It took a marathon sale – but nine hours later and the extraordinary selected contents of one of Yorkshire’s most historic country homes had almost entirely sold out.
In what could be described as the mother of all clear-outs, antiques and artwork dating from as early as the 17th century were rescued from the cobweb-filled attic, dungeon and barns of Hooton Pagnell Hall before being presented for sale at Bonhams’ auction house in London.
The veritable hoard, dug out from the dusty depths of the country residence by current owner Mark Warde-Norbury – the ninth generation of his family to live at the hall eight miles outside of Doncaster – fetched a total price of £1,162,638.
A superb watercolour by map-maker turned landscape painter Paul Sandby (1730-1809) entitled ‘Windsor Castle from the Thames’ led the sale. And it smashed its pre-sale estimate of £40,000-60,000 to fetch £218,500. The sale price is the highest achieved for an artwork by the British master in the last 20 years.
The painting is said to bear a striking resemblance to Sandby’s Windsor Castle from the Eton Shore, which is in the collection of The Queen.
Hooton Pagnell Hall has been the home of the Warde family for more than 300 years and parts of it date back to the 13th century.
Successive generations had added to the house’s contents over the centuries and the sale provided an intriguing reflection of changing taste and fashion.
With numerous projects going on around the estate, including a new farmyard and various planning applications to build new cottages, Mr Warde-Norbury decided it was time for a much-needed sort-out, ‘to liberate objects and works of art that have sat in dark, cobwebby rooms for many years and to enable us to bring the house up to date for current and future generations’.
He said the sort-out had been a ‘cathartic experience’.
There was a packed room and highly competitive bidding, with many lots selling for well over their estimates, Bonhams reported.
Among the hidden antiques given a new home was an Italian 17th century cabinet which more than doubled its pre-sale estimate of £20,000-30,000 to sell for £56,250.
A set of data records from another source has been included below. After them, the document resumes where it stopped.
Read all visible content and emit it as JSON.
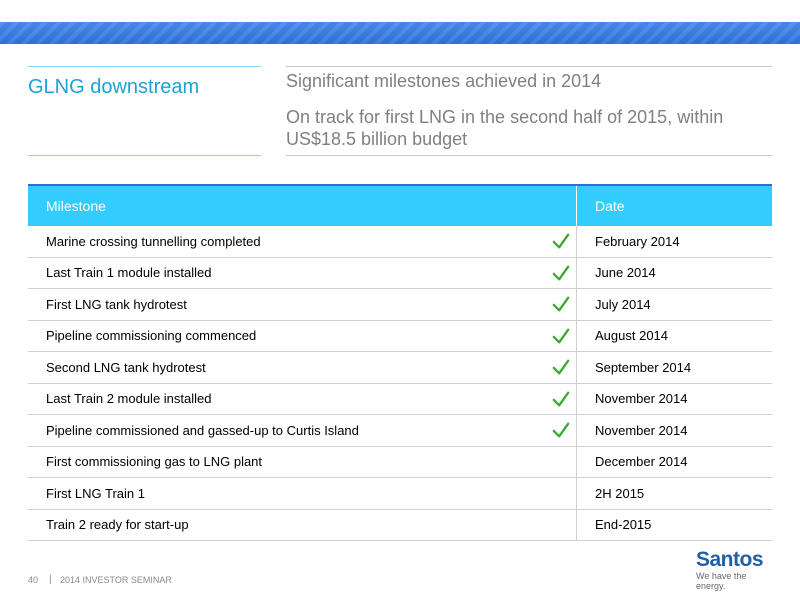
{
  "header": {
    "left_title": "GLNG downstream",
    "subtitle1": "Significant milestones achieved in 2014",
    "subtitle2": "On track for first LNG in the second half of 2015, within US$18.5 billion budget"
  },
  "table": {
    "col_milestone": "Milestone",
    "col_date": "Date",
    "rows": [
      {
        "milestone": "Marine crossing tunnelling completed",
        "checked": true,
        "date": "February 2014"
      },
      {
        "milestone": "Last Train 1 module installed",
        "checked": true,
        "date": "June 2014"
      },
      {
        "milestone": "First LNG tank hydrotest",
        "checked": true,
        "date": "July 2014"
      },
      {
        "milestone": "Pipeline commissioning commenced",
        "checked": true,
        "date": "August 2014"
      },
      {
        "milestone": "Second LNG tank hydrotest",
        "checked": true,
        "date": "September 2014"
      },
      {
        "milestone": "Last Train 2 module installed",
        "checked": true,
        "date": "November 2014"
      },
      {
        "milestone": "Pipeline commissioned and gassed-up to Curtis Island",
        "checked": true,
        "date": "November 2014"
      },
      {
        "milestone": "First commissioning gas to LNG plant",
        "checked": false,
        "date": "December 2014"
      },
      {
        "milestone": "First LNG Train 1",
        "checked": false,
        "date": "2H 2015"
      },
      {
        "milestone": "Train 2 ready for start-up",
        "checked": false,
        "date": "End-2015"
      }
    ]
  },
  "footer": {
    "page_number": "40",
    "separator": "|",
    "event": "2014 INVESTOR SEMINAR"
  },
  "logo": {
    "name": "Santos",
    "tagline": "We have the energy."
  },
  "colors": {
    "accent": "#33ccff",
    "title": "#1aa3d6",
    "check": "#3aaa35",
    "brand": "#1f5fa8"
  },
  "icons": {
    "check": "check-icon"
  }
}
Perhaps the biggest success was a pair of famille rose hexagonal vases which sold for £19,750, nearly 10 times their original estimate of £2,000-3,000.
As well as a selection of Old Master and 19th century paintings, the auction included English furniture, ceramics, Chinese works of art, silver, jewellery, books and manuscripts.
Another highlight from the sale was a letter from the Duke of Wellington, which sold for £1,750 – nearly eight times its estimate – and a mid-18th century wooden doll, which sold for £21,250, well over double its pre-sale estimate of £10,000-15,000.